→ **DATASET RECORDS**
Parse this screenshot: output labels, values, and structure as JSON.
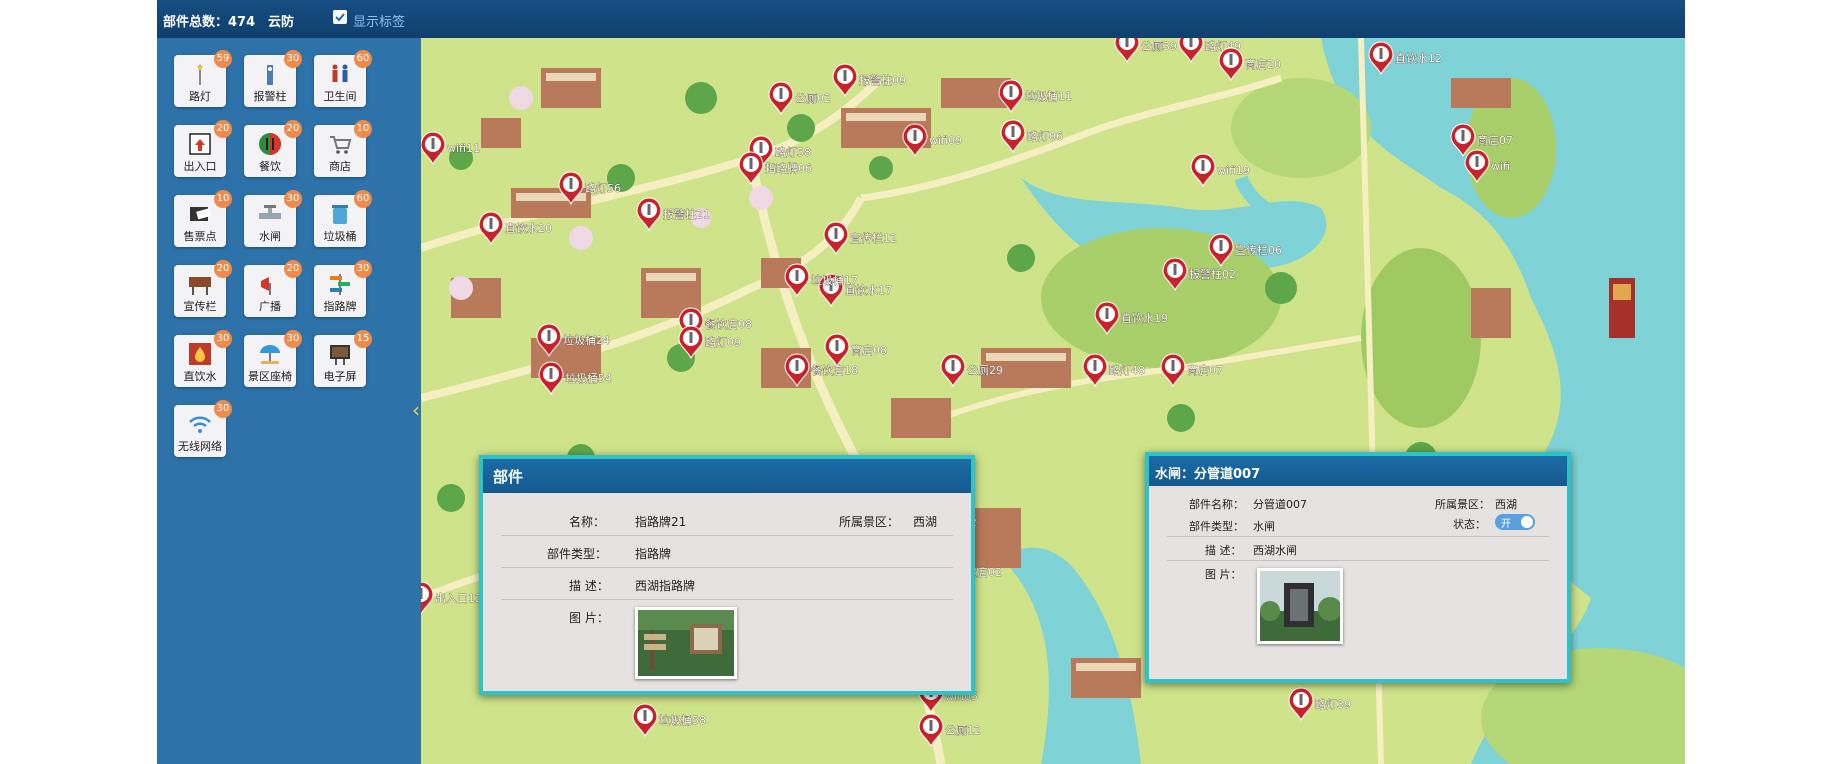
{
  "topbar": {
    "count_label": "部件总数：474",
    "cloud_label": "云防",
    "show_labels": "显示标签",
    "show_labels_checked": true
  },
  "categories": [
    {
      "label": "路灯",
      "count": "59",
      "icon": "street-lamp-icon"
    },
    {
      "label": "报警柱",
      "count": "30",
      "icon": "alarm-pillar-icon"
    },
    {
      "label": "卫生间",
      "count": "60",
      "icon": "restroom-icon"
    },
    {
      "label": "出入口",
      "count": "20",
      "icon": "entrance-icon"
    },
    {
      "label": "餐饮",
      "count": "20",
      "icon": "dining-icon"
    },
    {
      "label": "商店",
      "count": "10",
      "icon": "shopping-cart-icon"
    },
    {
      "label": "售票点",
      "count": "10",
      "icon": "ticket-icon"
    },
    {
      "label": "水闸",
      "count": "30",
      "icon": "water-valve-icon"
    },
    {
      "label": "垃圾桶",
      "count": "60",
      "icon": "trash-bin-icon"
    },
    {
      "label": "宣传栏",
      "count": "20",
      "icon": "billboard-icon"
    },
    {
      "label": "广播",
      "count": "20",
      "icon": "broadcast-icon"
    },
    {
      "label": "指路牌",
      "count": "30",
      "icon": "signpost-icon"
    },
    {
      "label": "直饮水",
      "count": "30",
      "icon": "drinking-water-icon"
    },
    {
      "label": "景区座椅",
      "count": "30",
      "icon": "bench-icon"
    },
    {
      "label": "电子屏",
      "count": "15",
      "icon": "screen-icon"
    },
    {
      "label": "无线网络",
      "count": "30",
      "icon": "wifi-icon"
    }
  ],
  "map_labels": [
    "wifi11",
    "路灯56",
    "直饮水20",
    "直饮水17",
    "垃圾桶54",
    "公厕02",
    "路灯58",
    "wifi09",
    "指路牌06",
    "宣传栏12",
    "垃圾桶17",
    "商店08",
    "餐饮店18",
    "公厕29",
    "路灯48",
    "直饮水19",
    "wifi19",
    "宣传栏06",
    "报警柱02",
    "商店07",
    "垃圾桶11",
    "路灯06",
    "商店07",
    "wifi",
    "公厕39",
    "路灯49",
    "直饮水12",
    "餐饮店08",
    "路灯09",
    "公厕04",
    "商店02",
    "垃圾桶58",
    "wifi05",
    "公厕12",
    "餐饮店02",
    "出入口12",
    "路灯39",
    "商店20",
    "报警柱09",
    "报警柱21",
    "垃圾桶24"
  ],
  "panel_component": {
    "title": "部件",
    "name_label": "名称：",
    "name_value": "指路牌21",
    "area_label": "所属景区：",
    "area_value": "西湖",
    "type_label": "部件类型：",
    "type_value": "指路牌",
    "desc_label": "描 述：",
    "desc_value": "西湖指路牌",
    "image_label": "图 片："
  },
  "panel_valve": {
    "title": "水闸：分管道007",
    "name_label": "部件名称：",
    "name_value": "分管道007",
    "area_label": "所属景区：",
    "area_value": "西湖",
    "status_label": "状态：",
    "status_value": "开",
    "type_label": "部件类型：",
    "type_value": "水闸",
    "desc_label": "描 述：",
    "desc_value": "西湖水闸",
    "image_label": "图 片："
  },
  "colors": {
    "topbar": "#174e82",
    "sidebar": "#2d74aa",
    "badge": "#ef8a4a",
    "panel_border": "#2ec3c9",
    "water": "#7fd3d6",
    "land": "#cfe38a",
    "pin": "#c8232b"
  }
}
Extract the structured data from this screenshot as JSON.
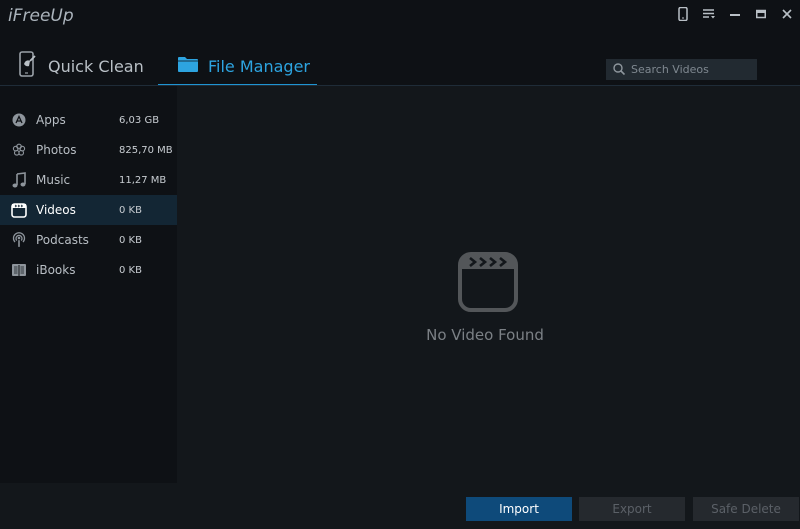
{
  "app": {
    "title": "iFreeUp"
  },
  "window_controls": [
    {
      "name": "device-icon"
    },
    {
      "name": "menu-icon"
    },
    {
      "name": "minimize-icon"
    },
    {
      "name": "maximize-icon"
    },
    {
      "name": "close-icon"
    }
  ],
  "tabs": [
    {
      "label": "Quick Clean",
      "icon": "phone-clean-icon",
      "active": false
    },
    {
      "label": "File Manager",
      "icon": "folder-icon",
      "active": true
    }
  ],
  "search": {
    "placeholder": "Search Videos",
    "value": ""
  },
  "sidebar": {
    "items": [
      {
        "label": "Apps",
        "size": "6,03 GB",
        "icon": "app-store-icon",
        "active": false
      },
      {
        "label": "Photos",
        "size": "825,70 MB",
        "icon": "photos-flower-icon",
        "active": false
      },
      {
        "label": "Music",
        "size": "11,27 MB",
        "icon": "music-note-icon",
        "active": false
      },
      {
        "label": "Videos",
        "size": "0 KB",
        "icon": "video-clapper-icon",
        "active": true
      },
      {
        "label": "Podcasts",
        "size": "0 KB",
        "icon": "podcast-icon",
        "active": false
      },
      {
        "label": "iBooks",
        "size": "0 KB",
        "icon": "book-icon",
        "active": false
      }
    ]
  },
  "main": {
    "empty_icon": "video-clapper-icon",
    "empty_message": "No Video Found"
  },
  "footer": {
    "import_label": "Import",
    "export_label": "Export",
    "delete_label": "Safe Delete"
  },
  "colors": {
    "accent": "#1f94d2",
    "active_tab_text": "#2da4e0",
    "import_button": "#0e4a7a",
    "active_sidebar": "#132634"
  }
}
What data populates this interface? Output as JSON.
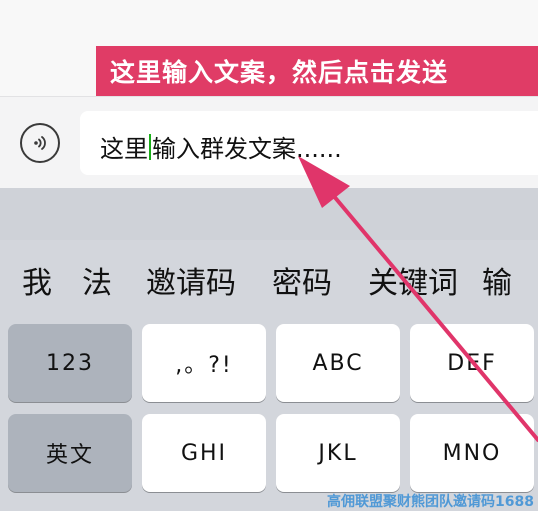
{
  "banner": {
    "text": "这里输入文案，然后点击发送"
  },
  "input": {
    "text_before_caret": "这里",
    "text_after_caret": "输入群发文案......"
  },
  "candidates": [
    "我",
    "法",
    "邀请码",
    "密码",
    "关键词",
    "输"
  ],
  "keys": {
    "row1": [
      "123",
      ",。?!",
      "ABC",
      "DEF"
    ],
    "row2": [
      "英文",
      "GHI",
      "JKL",
      "MNO"
    ]
  },
  "watermark": "高佣联盟聚财熊团队邀请码1688",
  "colors": {
    "banner": "#e03c66",
    "arrow": "#e0356a",
    "caret": "#1aad19"
  },
  "icons": {
    "voice": "voice-input-icon"
  }
}
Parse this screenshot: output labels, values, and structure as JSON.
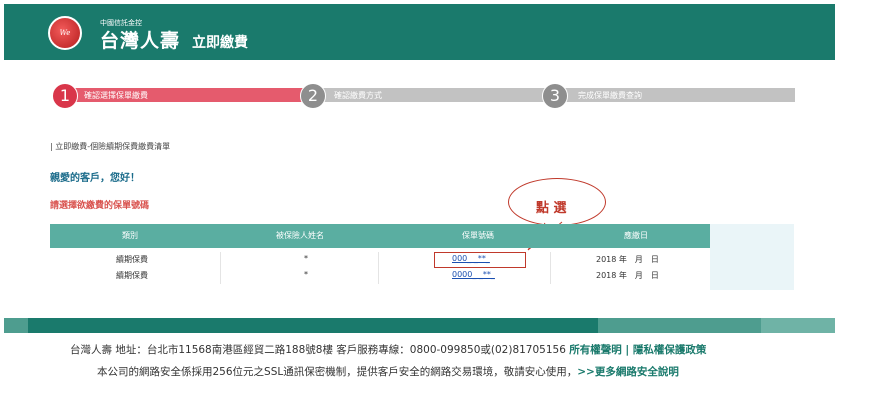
{
  "header": {
    "logo_text": "We Shining",
    "brand_small": "中國信託金控",
    "brand_name": "台灣人壽",
    "page_name": "立即繳費"
  },
  "steps": [
    {
      "number": "1",
      "label": "確認選擇保單繳費",
      "active": true
    },
    {
      "number": "2",
      "label": "確認繳費方式",
      "active": false
    },
    {
      "number": "3",
      "label": "完成保單繳費查詢",
      "active": false
    }
  ],
  "section_title": "| 立即繳費-個險續期保費繳費清單",
  "greeting": "親愛的客戶，您好！",
  "prompt": "請選擇欲繳費的保單號碼",
  "annotation": "點 選",
  "table": {
    "headers": [
      "類別",
      "被保險人姓名",
      "保單號碼",
      "應繳日"
    ],
    "rows": [
      {
        "type": "續期保費",
        "name": "*",
        "policy": "000_ _**_",
        "date": "2018 年　月　日"
      },
      {
        "type": "續期保費",
        "name": "*",
        "policy": "0000_ _**_",
        "date": "2018 年　月　日"
      }
    ]
  },
  "footer": {
    "line1_text": "台灣人壽 地址：台北市11568南港區經貿二路188號8樓 客戶服務專線：0800-099850或(02)81705156",
    "line1_link1": "所有權聲明",
    "line1_sep": " | ",
    "line1_link2": "隱私權保護政策",
    "line2_text": "本公司的網路安全係採用256位元之SSL通訊保密機制，提供客戶安全的網路交易環境，敬請安心使用，",
    "line2_link": ">>更多網路安全說明"
  },
  "colors": {
    "brand_teal": "#1a7a6c",
    "table_header": "#5aaea1",
    "step_active": "#e55b6d",
    "step_inactive": "#c2c2c2",
    "annotation_red": "#c0392b"
  }
}
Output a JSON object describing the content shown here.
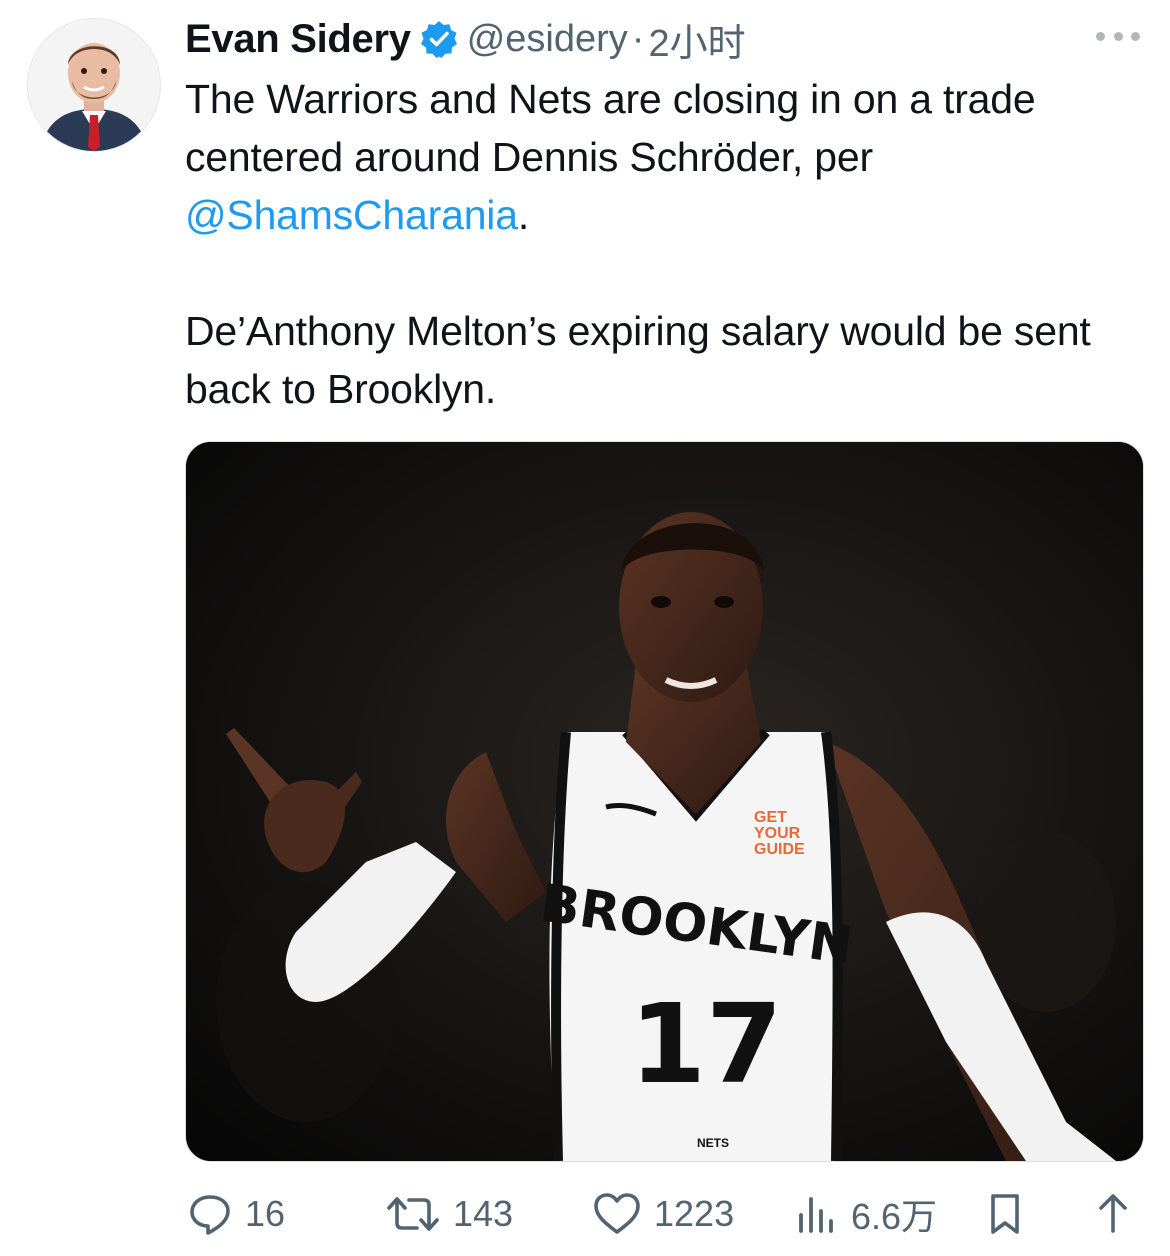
{
  "author": {
    "name": "Evan Sidery",
    "handle": "@esidery",
    "separator": "·",
    "time": "2小时",
    "verified": true
  },
  "tweet": {
    "line1_prefix": "The Warriors and Nets are closing in on a trade centered around Dennis Schröder, per ",
    "mention": "@ShamsCharania",
    "line1_suffix": ".",
    "paragraph2": "De’Anthony Melton’s expiring salary would be sent back to Brooklyn."
  },
  "media": {
    "jersey_team": "BROOKLYN",
    "jersey_number": "17",
    "sponsor": [
      "GET",
      "YOUR",
      "GUIDE"
    ],
    "shorts_logo": "NETS"
  },
  "actions": {
    "replies": "16",
    "retweets": "143",
    "likes": "1223",
    "views": "6.6万"
  },
  "colors": {
    "link": "#1d9bf0",
    "verified": "#1d9bf0",
    "muted": "#536471"
  },
  "icons": [
    "reply-icon",
    "retweet-icon",
    "like-icon",
    "views-icon",
    "bookmark-icon",
    "share-icon",
    "more-icon",
    "verified-icon"
  ]
}
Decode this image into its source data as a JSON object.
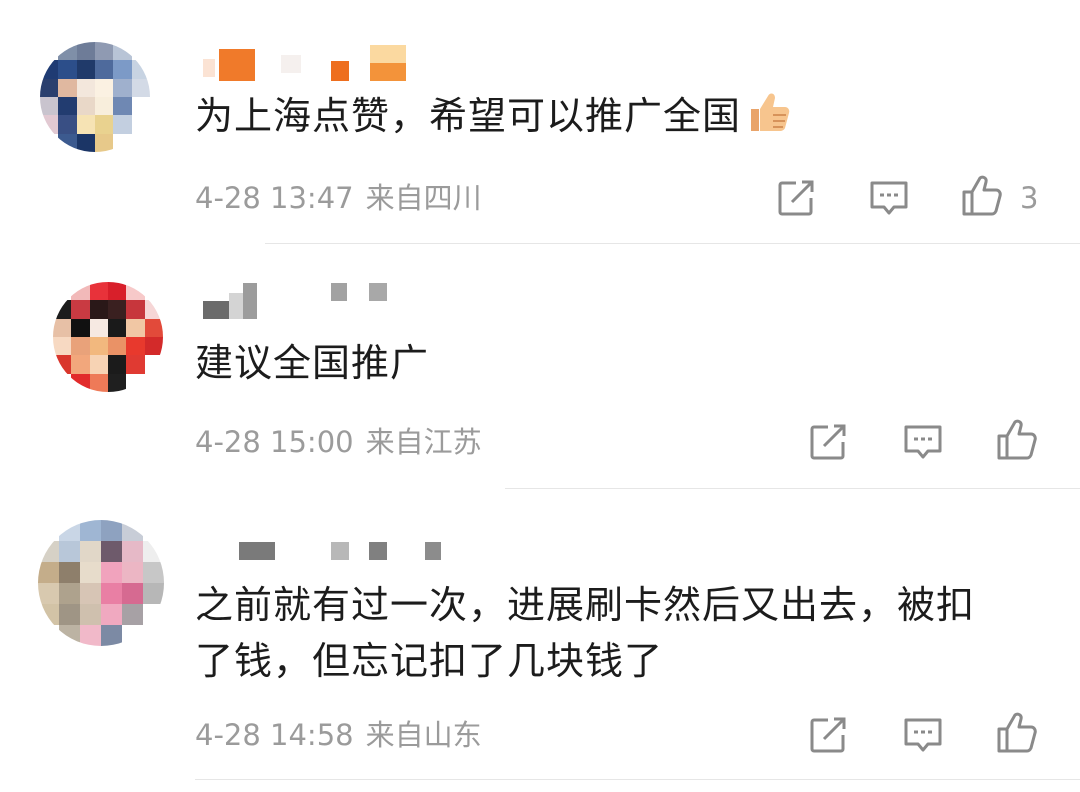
{
  "comments": [
    {
      "text": "为上海点赞，希望可以推广全国",
      "has_emoji": "thumbs-up-emoji",
      "time": "4-28 13:47",
      "location": "来自四川",
      "likes": "3"
    },
    {
      "text": "建议全国推广",
      "time": "4-28 15:00",
      "location": "来自江苏",
      "likes": ""
    },
    {
      "text_line1": "之前就有过一次，进展刷卡然后又出去，被扣",
      "text_line2": "了钱，但忘记扣了几块钱了",
      "time": "4-28 14:58",
      "location": "来自山东",
      "likes": ""
    }
  ],
  "icons": [
    "share-icon",
    "comment-icon",
    "like-icon"
  ],
  "colors": {
    "text": "#1c1c1c",
    "meta": "#9b9b9b",
    "divider": "#e6e6e6"
  }
}
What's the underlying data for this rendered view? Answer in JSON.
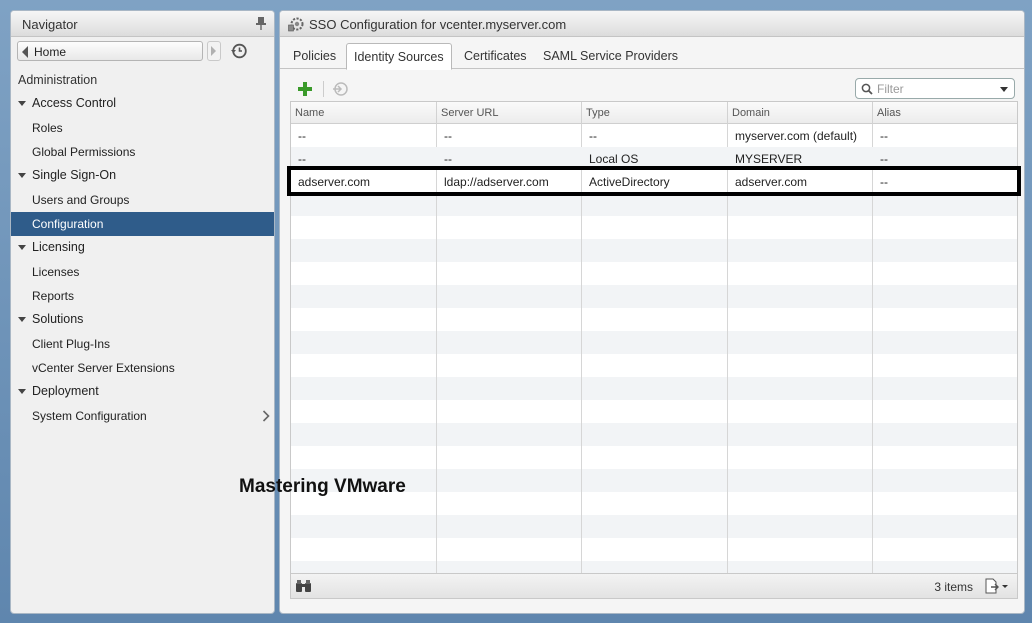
{
  "navigator": {
    "title": "Navigator",
    "home_label": "Home",
    "section": "Administration",
    "groups": [
      {
        "label": "Access Control",
        "items": [
          "Roles",
          "Global Permissions"
        ]
      },
      {
        "label": "Single Sign-On",
        "items": [
          "Users and Groups",
          "Configuration"
        ]
      },
      {
        "label": "Licensing",
        "items": [
          "Licenses",
          "Reports"
        ]
      },
      {
        "label": "Solutions",
        "items": [
          "Client Plug-Ins",
          "vCenter Server Extensions"
        ]
      },
      {
        "label": "Deployment",
        "items": [
          "System Configuration"
        ]
      }
    ],
    "selected_item": "Configuration"
  },
  "main": {
    "title": "SSO Configuration for vcenter.myserver.com",
    "tabs": [
      "Policies",
      "Identity Sources",
      "Certificates",
      "SAML Service Providers"
    ],
    "active_tab": "Identity Sources",
    "filter_placeholder": "Filter",
    "table": {
      "columns": [
        "Name",
        "Server URL",
        "Type",
        "Domain",
        "Alias"
      ],
      "rows": [
        [
          "--",
          "--",
          "--",
          "myserver.com (default)",
          "--"
        ],
        [
          "--",
          "--",
          "Local OS",
          "MYSERVER",
          "--"
        ],
        [
          "adserver.com",
          "ldap://adserver.com",
          "ActiveDirectory",
          "adserver.com",
          "--"
        ]
      ]
    },
    "items_count": "3 items"
  },
  "watermark": "Mastering VMware",
  "icons": {
    "pin": "pin-icon",
    "history": "history-icon",
    "config": "sso-config-icon",
    "add": "add-icon",
    "edit": "edit-icon",
    "search": "search-icon",
    "find": "binoculars-icon",
    "export": "export-icon"
  },
  "colors": {
    "selection": "#2f5c8a",
    "add_icon": "#3a9a2a",
    "background": "#6b8fb5"
  }
}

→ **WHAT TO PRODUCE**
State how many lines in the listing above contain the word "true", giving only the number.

→ **ANSWER AREA**
5